> WHAT IS BEING ASKED: Word for word, restate every entry shown below.

> DATASET RECORDS:
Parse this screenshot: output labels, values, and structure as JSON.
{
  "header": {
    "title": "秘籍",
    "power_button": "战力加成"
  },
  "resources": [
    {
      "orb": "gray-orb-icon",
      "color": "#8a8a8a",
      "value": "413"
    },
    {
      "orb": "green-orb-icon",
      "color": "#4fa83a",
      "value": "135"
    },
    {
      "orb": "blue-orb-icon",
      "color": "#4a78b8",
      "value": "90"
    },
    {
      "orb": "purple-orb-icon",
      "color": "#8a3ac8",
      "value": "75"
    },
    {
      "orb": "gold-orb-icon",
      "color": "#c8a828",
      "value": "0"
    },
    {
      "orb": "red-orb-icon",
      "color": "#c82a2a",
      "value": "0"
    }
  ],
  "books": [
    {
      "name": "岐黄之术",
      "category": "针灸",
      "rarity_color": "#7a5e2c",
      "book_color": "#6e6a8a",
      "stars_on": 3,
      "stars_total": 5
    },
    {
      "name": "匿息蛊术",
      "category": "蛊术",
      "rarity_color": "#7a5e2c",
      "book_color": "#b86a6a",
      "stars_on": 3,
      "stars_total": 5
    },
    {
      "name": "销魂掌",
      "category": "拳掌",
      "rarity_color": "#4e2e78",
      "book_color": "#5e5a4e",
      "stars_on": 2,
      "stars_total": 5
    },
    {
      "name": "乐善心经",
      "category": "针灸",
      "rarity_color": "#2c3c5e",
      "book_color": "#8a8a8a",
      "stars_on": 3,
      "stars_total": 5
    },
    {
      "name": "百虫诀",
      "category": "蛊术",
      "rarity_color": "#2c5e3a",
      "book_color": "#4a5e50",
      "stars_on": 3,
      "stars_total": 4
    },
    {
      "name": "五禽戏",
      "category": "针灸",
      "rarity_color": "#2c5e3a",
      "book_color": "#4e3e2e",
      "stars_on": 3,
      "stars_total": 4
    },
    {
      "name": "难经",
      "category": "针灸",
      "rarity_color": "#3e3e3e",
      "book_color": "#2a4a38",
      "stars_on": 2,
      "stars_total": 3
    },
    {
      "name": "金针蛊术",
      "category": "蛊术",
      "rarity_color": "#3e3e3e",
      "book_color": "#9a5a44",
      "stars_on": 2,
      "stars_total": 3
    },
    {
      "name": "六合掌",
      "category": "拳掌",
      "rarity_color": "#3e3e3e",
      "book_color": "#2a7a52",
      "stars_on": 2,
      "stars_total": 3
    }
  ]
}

> TASK OUTPUT:
Parse this screenshot: output labels, values, and structure as JSON.
{
  "header": {
    "title": "秘籍",
    "power_button": "战力加成"
  },
  "resources": [
    {
      "orb": "gray-orb-icon",
      "color": "#8a8a8a",
      "value": "413"
    },
    {
      "orb": "green-orb-icon",
      "color": "#4fa83a",
      "value": "135"
    },
    {
      "orb": "blue-orb-icon",
      "color": "#4a78b8",
      "value": "90"
    },
    {
      "orb": "purple-orb-icon",
      "color": "#8a3ac8",
      "value": "75"
    },
    {
      "orb": "gold-orb-icon",
      "color": "#c8a828",
      "value": "0"
    },
    {
      "orb": "red-orb-icon",
      "color": "#c82a2a",
      "value": "0"
    }
  ],
  "books": [
    {
      "name": "岐黄之术",
      "category": "针灸",
      "rarity_color": "#7a5e2c",
      "book_color": "#6e6a8a",
      "stars_on": 3,
      "stars_total": 5
    },
    {
      "name": "匿息蛊术",
      "category": "蛊术",
      "rarity_color": "#7a5e2c",
      "book_color": "#b86a6a",
      "stars_on": 3,
      "stars_total": 5
    },
    {
      "name": "销魂掌",
      "category": "拳掌",
      "rarity_color": "#4e2e78",
      "book_color": "#5e5a4e",
      "stars_on": 2,
      "stars_total": 5
    },
    {
      "name": "乐善心经",
      "category": "针灸",
      "rarity_color": "#2c3c5e",
      "book_color": "#8a8a8a",
      "stars_on": 3,
      "stars_total": 5
    },
    {
      "name": "百虫诀",
      "category": "蛊术",
      "rarity_color": "#2c5e3a",
      "book_color": "#4a5e50",
      "stars_on": 3,
      "stars_total": 4
    },
    {
      "name": "五禽戏",
      "category": "针灸",
      "rarity_color": "#2c5e3a",
      "book_color": "#4e3e2e",
      "stars_on": 3,
      "stars_total": 4
    },
    {
      "name": "难经",
      "category": "针灸",
      "rarity_color": "#3e3e3e",
      "book_color": "#2a4a38",
      "stars_on": 2,
      "stars_total": 3
    },
    {
      "name": "金针蛊术",
      "category": "蛊术",
      "rarity_color": "#3e3e3e",
      "book_color": "#9a5a44",
      "stars_on": 2,
      "stars_total": 3
    },
    {
      "name": "六合掌",
      "category": "拳掌",
      "rarity_color": "#3e3e3e",
      "book_color": "#2a7a52",
      "stars_on": 2,
      "stars_total": 3
    }
  ]
}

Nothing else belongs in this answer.